[Dataset rows describing interfaces]
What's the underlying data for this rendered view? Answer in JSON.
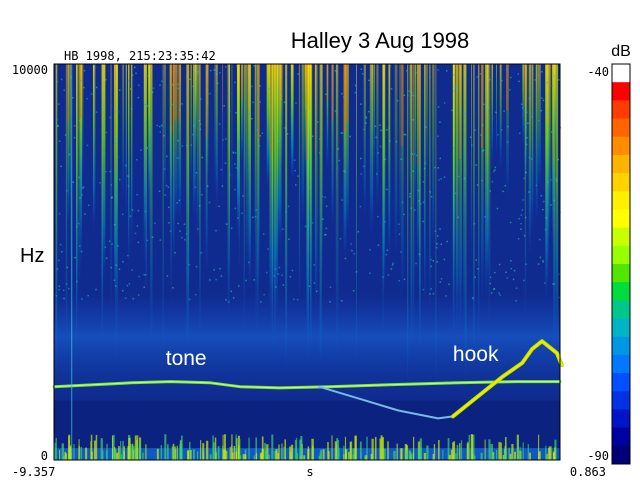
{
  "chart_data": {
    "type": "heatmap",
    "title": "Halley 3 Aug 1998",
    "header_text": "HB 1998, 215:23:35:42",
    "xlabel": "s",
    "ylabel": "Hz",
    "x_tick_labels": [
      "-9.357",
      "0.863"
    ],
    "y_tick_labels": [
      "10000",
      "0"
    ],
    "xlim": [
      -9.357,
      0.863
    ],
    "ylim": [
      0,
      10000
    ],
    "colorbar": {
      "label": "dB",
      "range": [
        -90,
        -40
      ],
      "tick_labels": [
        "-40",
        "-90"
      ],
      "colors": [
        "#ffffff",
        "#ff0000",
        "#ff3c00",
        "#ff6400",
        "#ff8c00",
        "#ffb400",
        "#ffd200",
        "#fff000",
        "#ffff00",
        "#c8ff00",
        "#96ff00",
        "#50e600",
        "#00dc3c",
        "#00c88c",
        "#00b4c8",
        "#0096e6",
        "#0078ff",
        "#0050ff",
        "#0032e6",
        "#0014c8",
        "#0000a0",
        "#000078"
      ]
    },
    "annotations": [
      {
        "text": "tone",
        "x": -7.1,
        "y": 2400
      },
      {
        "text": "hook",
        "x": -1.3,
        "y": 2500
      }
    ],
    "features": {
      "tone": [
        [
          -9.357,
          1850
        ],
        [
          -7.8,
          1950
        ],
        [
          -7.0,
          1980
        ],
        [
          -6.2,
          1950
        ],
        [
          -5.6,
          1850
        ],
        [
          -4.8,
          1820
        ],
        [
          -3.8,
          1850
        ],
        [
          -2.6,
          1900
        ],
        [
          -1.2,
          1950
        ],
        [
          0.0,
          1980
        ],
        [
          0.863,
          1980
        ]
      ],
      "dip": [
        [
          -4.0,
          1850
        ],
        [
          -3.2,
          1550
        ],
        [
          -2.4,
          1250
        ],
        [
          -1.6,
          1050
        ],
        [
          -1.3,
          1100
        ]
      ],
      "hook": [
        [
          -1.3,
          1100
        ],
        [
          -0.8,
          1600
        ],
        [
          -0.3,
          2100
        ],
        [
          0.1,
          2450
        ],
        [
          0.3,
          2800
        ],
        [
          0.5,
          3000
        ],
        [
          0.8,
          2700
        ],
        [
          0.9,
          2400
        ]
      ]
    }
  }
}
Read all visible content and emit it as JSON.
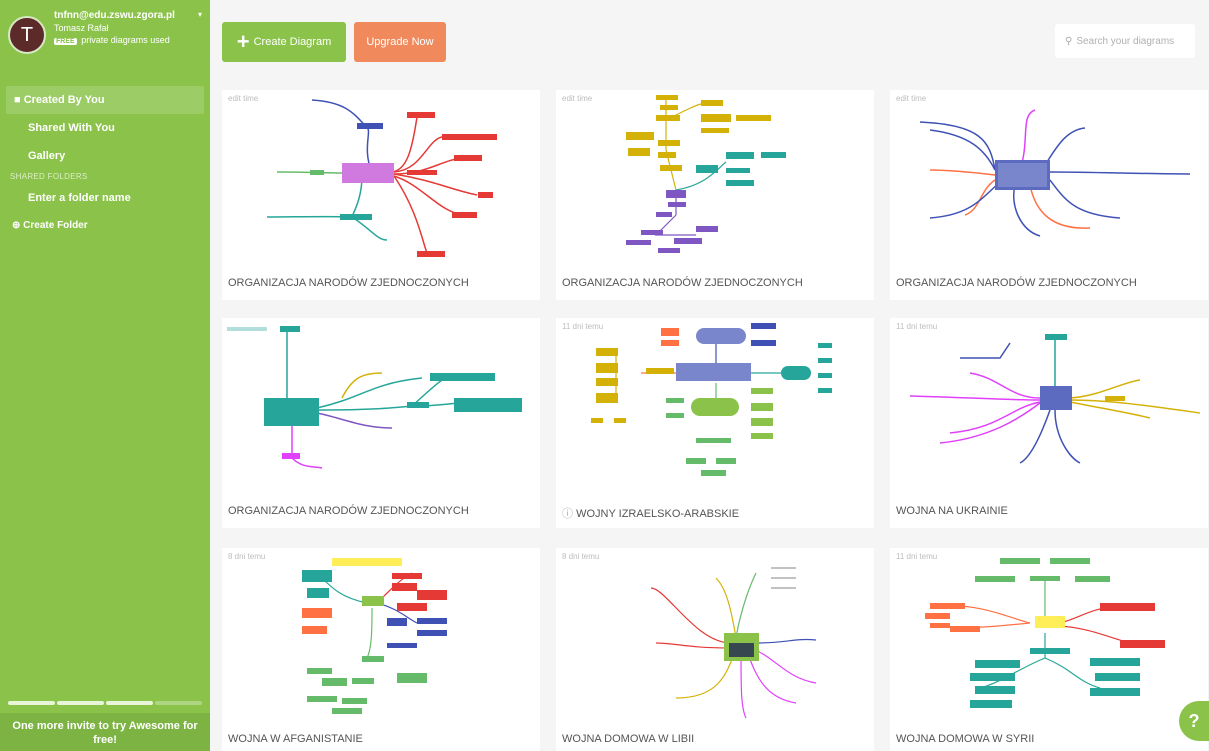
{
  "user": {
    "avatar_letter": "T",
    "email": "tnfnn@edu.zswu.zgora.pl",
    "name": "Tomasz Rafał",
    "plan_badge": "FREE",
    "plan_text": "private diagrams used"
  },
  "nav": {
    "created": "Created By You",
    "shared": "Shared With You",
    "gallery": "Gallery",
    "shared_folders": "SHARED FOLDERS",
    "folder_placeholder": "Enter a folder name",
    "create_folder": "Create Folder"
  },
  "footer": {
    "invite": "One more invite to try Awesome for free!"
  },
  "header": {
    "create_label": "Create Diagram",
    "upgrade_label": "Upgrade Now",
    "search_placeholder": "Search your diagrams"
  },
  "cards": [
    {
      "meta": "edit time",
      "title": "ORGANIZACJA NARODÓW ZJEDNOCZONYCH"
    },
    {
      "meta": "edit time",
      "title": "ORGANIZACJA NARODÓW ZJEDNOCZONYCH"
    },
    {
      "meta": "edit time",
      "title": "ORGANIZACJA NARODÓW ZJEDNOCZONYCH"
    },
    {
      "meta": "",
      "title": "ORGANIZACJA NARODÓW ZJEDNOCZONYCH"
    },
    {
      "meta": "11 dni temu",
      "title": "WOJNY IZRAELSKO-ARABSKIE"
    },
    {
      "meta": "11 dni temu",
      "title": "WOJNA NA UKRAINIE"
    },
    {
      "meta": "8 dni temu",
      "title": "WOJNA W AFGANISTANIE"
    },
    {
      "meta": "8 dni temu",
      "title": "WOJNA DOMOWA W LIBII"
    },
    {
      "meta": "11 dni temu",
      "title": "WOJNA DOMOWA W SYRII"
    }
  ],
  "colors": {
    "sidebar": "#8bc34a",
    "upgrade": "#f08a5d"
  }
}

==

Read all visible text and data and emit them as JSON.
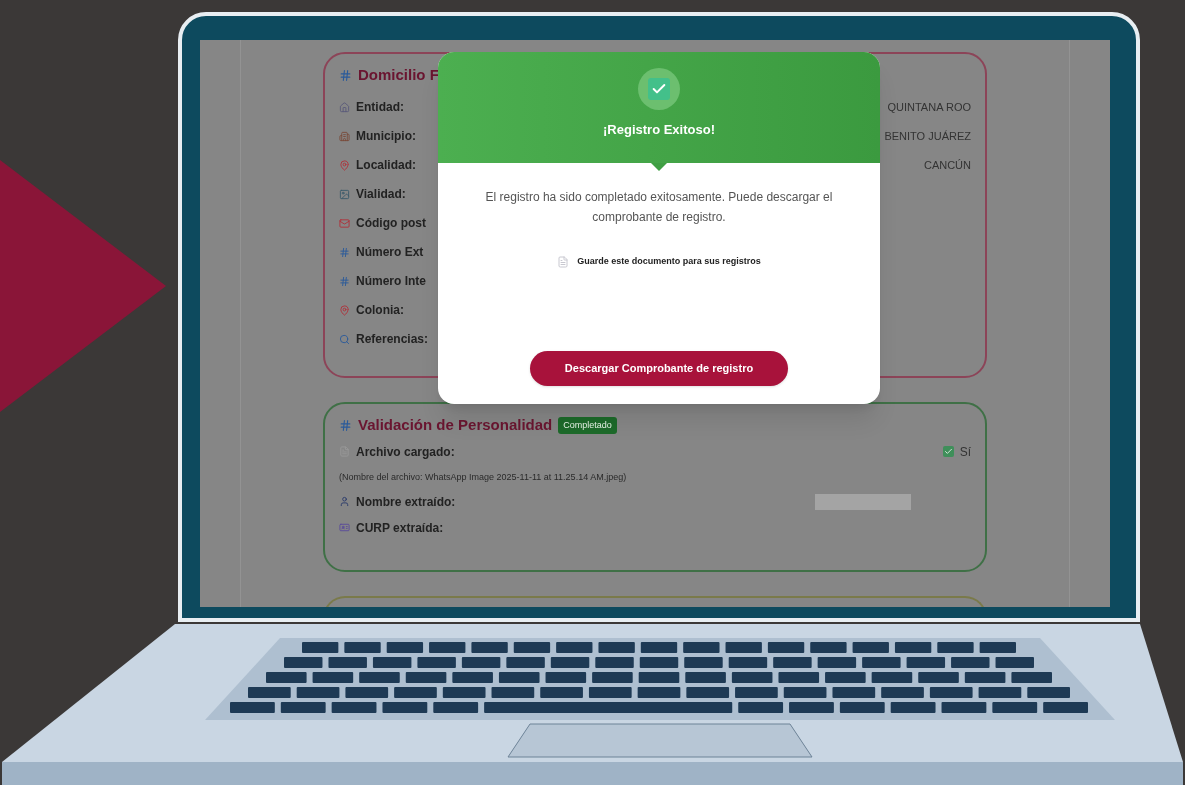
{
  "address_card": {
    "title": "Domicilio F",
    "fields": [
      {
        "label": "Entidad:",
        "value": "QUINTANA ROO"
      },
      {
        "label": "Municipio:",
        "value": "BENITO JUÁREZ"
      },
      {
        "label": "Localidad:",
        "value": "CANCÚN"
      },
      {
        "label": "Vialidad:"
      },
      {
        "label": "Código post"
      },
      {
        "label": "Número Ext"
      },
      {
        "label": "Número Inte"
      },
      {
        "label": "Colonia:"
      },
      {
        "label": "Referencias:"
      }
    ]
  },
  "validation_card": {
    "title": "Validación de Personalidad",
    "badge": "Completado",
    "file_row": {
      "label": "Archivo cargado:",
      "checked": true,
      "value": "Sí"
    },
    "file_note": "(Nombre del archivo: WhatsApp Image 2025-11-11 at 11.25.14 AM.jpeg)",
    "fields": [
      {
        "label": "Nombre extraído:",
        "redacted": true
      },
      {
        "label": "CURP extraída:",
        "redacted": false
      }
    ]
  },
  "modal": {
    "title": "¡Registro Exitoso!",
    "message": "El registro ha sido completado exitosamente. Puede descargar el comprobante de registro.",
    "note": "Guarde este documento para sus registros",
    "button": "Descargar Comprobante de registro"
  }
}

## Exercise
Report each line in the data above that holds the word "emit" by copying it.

## Exercise result
Read all visible content and emit it as JSON.
Read all visible text and data and emit them as JSON.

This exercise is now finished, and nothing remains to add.